From the entries below, copy every line holding the word "this".

▸ **Given data**

● ● ● ● ● ● ●

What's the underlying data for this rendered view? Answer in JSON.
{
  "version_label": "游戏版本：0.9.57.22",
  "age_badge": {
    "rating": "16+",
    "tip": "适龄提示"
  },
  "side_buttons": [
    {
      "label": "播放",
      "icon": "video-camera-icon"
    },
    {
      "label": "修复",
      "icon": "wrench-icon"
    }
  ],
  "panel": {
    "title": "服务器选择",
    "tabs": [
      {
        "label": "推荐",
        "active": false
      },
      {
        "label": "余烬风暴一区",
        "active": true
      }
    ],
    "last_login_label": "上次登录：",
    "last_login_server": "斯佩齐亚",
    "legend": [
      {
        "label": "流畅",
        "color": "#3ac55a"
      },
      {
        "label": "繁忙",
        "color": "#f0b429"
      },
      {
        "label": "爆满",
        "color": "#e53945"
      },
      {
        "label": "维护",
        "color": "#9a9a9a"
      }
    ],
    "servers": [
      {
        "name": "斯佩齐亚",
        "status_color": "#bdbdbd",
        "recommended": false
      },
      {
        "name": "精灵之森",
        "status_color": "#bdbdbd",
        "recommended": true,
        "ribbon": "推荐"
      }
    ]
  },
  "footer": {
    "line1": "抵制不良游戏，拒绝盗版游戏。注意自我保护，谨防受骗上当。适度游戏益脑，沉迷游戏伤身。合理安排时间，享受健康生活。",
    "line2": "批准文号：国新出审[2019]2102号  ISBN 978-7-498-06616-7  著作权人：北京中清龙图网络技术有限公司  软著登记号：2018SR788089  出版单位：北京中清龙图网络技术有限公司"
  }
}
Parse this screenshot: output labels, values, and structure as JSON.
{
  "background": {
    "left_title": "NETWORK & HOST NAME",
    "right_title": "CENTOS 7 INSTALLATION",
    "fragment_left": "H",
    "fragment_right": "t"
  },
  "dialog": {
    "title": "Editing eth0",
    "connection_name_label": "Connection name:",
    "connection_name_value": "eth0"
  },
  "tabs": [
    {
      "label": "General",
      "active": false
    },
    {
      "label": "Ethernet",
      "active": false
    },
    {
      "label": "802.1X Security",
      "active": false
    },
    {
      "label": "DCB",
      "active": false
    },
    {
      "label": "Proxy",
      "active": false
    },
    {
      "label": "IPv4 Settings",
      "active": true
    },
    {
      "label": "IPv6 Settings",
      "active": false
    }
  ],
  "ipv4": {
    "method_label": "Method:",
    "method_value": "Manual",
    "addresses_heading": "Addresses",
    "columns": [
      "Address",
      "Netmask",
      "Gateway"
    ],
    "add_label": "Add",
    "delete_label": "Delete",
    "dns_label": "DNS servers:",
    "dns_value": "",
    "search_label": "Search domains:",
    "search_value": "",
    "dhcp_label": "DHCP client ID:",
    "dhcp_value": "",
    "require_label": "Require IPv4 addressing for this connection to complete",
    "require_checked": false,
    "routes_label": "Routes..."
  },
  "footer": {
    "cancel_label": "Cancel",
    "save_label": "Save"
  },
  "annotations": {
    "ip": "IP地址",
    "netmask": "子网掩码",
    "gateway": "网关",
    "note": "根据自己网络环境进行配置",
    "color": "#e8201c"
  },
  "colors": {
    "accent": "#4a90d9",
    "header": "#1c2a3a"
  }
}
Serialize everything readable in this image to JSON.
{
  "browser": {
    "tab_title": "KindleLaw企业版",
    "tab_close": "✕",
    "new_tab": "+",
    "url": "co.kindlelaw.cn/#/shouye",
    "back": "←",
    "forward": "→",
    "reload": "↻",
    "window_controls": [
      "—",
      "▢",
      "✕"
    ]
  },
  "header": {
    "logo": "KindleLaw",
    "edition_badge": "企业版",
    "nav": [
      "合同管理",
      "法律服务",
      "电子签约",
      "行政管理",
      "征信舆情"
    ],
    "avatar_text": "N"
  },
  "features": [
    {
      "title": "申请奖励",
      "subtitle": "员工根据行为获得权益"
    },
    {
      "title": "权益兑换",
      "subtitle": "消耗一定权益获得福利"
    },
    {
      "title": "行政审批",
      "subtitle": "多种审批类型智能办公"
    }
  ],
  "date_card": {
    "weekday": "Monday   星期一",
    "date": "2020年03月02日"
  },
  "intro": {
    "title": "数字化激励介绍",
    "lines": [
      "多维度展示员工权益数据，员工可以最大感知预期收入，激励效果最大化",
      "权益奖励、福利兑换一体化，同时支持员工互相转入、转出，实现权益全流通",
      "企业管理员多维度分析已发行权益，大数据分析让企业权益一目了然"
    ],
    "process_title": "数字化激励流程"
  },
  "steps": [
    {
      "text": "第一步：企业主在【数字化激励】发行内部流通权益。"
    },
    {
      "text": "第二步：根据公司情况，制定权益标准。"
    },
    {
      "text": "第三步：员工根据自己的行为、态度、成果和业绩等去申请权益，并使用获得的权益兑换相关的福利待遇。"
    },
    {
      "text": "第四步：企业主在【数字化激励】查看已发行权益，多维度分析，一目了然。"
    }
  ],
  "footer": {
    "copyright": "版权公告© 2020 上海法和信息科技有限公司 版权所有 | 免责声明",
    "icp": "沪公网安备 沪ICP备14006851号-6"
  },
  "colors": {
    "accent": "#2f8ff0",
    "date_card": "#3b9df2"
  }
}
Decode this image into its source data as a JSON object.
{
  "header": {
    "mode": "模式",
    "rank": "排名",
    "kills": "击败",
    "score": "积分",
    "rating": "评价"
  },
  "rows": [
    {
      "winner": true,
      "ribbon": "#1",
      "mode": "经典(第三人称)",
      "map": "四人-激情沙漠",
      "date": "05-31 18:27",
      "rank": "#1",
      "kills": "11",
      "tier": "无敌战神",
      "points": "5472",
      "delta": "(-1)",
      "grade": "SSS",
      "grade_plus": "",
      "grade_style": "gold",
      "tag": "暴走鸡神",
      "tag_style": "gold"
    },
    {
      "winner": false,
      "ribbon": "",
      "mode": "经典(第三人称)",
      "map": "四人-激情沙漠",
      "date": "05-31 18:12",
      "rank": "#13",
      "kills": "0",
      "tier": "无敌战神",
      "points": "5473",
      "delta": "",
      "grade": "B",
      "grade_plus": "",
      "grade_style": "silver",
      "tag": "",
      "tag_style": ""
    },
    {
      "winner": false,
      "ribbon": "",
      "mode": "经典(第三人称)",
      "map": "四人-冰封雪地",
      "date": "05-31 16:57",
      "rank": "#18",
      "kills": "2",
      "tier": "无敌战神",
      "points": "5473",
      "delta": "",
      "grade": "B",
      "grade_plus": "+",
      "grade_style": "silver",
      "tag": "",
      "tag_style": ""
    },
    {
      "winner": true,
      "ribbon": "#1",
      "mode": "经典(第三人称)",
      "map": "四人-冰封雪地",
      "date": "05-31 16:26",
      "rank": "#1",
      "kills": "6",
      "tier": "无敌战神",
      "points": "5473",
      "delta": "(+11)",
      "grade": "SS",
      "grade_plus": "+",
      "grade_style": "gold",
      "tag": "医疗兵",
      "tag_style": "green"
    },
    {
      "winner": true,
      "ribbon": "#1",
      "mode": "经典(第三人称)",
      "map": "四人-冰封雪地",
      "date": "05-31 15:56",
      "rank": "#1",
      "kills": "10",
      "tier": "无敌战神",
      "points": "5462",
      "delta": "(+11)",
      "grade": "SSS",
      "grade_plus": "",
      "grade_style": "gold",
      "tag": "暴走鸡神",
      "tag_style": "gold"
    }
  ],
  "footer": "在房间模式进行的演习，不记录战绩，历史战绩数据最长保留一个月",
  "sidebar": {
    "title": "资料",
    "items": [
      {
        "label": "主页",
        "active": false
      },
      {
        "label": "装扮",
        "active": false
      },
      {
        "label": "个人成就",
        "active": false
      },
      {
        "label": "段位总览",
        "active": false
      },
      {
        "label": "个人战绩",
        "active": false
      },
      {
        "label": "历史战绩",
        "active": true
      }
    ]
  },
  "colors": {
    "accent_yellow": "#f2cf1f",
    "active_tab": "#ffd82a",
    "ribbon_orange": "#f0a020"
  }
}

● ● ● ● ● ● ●

▸ **Answer box**
What's the underlying data for this rendered view? Answer in JSON.
Parse this screenshot: output labels, values, and structure as JSON.
    "require_label": "Require IPv4 addressing for this connection to complete",
Serialize everything readable in this image to JSON.
Decode this image into its source data as a JSON object.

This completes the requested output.